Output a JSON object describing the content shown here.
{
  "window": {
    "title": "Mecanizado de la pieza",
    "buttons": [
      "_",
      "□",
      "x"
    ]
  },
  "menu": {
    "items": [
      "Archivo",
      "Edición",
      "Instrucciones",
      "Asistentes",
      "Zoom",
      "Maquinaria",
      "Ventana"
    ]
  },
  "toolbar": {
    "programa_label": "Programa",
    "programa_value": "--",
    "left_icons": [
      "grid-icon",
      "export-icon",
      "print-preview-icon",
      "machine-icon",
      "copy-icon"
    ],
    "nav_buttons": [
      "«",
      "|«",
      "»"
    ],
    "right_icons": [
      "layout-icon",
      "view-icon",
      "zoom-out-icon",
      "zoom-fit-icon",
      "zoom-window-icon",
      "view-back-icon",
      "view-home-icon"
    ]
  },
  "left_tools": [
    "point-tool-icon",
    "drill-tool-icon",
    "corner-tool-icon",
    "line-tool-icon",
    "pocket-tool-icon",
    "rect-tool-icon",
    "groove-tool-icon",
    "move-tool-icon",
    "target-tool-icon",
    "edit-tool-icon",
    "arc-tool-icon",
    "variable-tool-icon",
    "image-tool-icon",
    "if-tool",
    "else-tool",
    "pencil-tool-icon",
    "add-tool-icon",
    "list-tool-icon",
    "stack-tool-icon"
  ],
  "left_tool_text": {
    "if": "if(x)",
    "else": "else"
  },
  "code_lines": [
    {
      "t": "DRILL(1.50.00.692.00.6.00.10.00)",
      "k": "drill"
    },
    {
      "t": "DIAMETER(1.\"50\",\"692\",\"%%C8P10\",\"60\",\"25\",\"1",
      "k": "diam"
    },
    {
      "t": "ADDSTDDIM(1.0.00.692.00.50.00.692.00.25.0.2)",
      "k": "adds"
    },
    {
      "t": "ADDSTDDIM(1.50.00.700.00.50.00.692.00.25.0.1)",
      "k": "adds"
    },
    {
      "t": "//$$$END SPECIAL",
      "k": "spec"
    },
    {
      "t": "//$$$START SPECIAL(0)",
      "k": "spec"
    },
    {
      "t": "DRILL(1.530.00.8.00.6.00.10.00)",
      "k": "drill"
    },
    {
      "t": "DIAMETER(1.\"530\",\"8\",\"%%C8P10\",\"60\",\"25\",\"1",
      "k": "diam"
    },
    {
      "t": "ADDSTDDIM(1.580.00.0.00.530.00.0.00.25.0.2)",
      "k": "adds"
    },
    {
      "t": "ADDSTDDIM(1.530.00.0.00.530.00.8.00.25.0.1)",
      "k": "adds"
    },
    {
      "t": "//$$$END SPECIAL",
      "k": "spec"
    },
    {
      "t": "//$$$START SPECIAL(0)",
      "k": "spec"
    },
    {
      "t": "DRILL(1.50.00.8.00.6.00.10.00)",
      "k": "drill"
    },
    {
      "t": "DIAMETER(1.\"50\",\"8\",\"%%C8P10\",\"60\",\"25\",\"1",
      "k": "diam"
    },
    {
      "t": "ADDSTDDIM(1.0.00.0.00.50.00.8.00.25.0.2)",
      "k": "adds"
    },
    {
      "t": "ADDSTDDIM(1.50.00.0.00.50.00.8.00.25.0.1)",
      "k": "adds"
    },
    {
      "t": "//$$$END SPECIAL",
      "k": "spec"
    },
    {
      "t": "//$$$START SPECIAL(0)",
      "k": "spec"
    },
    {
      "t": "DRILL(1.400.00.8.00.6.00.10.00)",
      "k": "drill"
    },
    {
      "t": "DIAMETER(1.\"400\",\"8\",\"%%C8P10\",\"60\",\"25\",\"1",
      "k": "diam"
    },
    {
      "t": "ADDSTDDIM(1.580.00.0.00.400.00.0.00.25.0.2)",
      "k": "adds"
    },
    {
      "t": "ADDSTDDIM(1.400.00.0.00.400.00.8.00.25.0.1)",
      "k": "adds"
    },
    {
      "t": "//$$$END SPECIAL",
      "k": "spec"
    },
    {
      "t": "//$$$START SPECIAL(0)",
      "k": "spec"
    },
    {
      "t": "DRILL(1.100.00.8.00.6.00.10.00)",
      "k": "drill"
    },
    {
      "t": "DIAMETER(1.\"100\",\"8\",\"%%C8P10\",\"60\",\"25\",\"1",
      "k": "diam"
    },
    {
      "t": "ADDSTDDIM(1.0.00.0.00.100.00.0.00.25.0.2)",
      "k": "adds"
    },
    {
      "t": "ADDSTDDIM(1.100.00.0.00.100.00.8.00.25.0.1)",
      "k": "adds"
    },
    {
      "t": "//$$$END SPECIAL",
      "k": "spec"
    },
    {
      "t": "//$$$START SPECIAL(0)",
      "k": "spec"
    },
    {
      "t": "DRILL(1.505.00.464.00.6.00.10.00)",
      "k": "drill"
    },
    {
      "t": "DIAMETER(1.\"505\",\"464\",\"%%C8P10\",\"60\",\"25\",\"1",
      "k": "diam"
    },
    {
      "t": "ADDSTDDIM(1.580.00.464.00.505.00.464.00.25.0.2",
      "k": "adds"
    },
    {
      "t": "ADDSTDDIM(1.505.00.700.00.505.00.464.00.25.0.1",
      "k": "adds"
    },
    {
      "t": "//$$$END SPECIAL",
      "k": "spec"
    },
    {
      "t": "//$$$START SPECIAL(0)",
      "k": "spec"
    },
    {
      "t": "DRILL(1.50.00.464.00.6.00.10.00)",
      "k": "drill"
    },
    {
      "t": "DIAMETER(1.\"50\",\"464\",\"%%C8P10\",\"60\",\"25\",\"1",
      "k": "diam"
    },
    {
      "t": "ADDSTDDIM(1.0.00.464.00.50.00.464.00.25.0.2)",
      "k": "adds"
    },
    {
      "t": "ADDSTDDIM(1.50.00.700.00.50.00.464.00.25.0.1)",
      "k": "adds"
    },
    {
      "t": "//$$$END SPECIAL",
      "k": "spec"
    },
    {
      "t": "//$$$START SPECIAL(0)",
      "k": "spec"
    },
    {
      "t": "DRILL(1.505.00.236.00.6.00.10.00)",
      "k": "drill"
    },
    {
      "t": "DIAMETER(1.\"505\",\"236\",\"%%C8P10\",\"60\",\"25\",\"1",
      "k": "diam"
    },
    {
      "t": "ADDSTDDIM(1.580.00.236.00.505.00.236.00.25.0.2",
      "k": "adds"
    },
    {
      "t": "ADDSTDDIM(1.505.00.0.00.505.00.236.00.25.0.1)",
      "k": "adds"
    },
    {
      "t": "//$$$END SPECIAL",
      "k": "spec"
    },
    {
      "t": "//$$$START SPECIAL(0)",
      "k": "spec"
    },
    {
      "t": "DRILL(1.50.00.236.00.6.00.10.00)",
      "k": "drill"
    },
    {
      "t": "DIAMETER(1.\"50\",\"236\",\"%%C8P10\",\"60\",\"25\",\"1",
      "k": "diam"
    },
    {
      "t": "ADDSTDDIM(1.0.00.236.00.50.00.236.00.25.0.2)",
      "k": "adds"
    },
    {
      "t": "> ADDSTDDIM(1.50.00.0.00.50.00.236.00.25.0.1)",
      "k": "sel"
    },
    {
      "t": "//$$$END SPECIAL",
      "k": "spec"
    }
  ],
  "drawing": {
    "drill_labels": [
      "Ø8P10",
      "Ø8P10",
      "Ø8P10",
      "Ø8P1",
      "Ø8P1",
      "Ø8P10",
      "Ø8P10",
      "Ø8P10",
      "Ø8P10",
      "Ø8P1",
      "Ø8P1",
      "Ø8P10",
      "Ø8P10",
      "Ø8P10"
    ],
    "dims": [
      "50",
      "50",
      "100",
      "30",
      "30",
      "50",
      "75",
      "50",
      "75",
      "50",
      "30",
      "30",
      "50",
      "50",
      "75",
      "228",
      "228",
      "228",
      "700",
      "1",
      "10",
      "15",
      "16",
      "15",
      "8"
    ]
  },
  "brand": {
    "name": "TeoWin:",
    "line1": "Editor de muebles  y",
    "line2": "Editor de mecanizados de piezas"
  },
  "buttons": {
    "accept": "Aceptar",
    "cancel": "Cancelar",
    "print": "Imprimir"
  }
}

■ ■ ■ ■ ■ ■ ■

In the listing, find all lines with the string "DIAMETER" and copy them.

      "t": "DIAMETER(1.\"50\",\"692\",\"%%C8P10\",\"60\",\"25\",\"1",
      "t": "DIAMETER(1.\"530\",\"8\",\"%%C8P10\",\"60\",\"25\",\"1",
      "t": "DIAMETER(1.\"50\",\"8\",\"%%C8P10\",\"60\",\"25\",\"1",
      "t": "DIAMETER(1.\"400\",\"8\",\"%%C8P10\",\"60\",\"25\",\"1",
      "t": "DIAMETER(1.\"100\",\"8\",\"%%C8P10\",\"60\",\"25\",\"1",
      "t": "DIAMETER(1.\"505\",\"464\",\"%%C8P10\",\"60\",\"25\",\"1",
      "t": "DIAMETER(1.\"50\",\"464\",\"%%C8P10\",\"60\",\"25\",\"1",
      "t": "DIAMETER(1.\"505\",\"236\",\"%%C8P10\",\"60\",\"25\",\"1",
      "t": "DIAMETER(1.\"50\",\"236\",\"%%C8P10\",\"60\",\"25\",\"1",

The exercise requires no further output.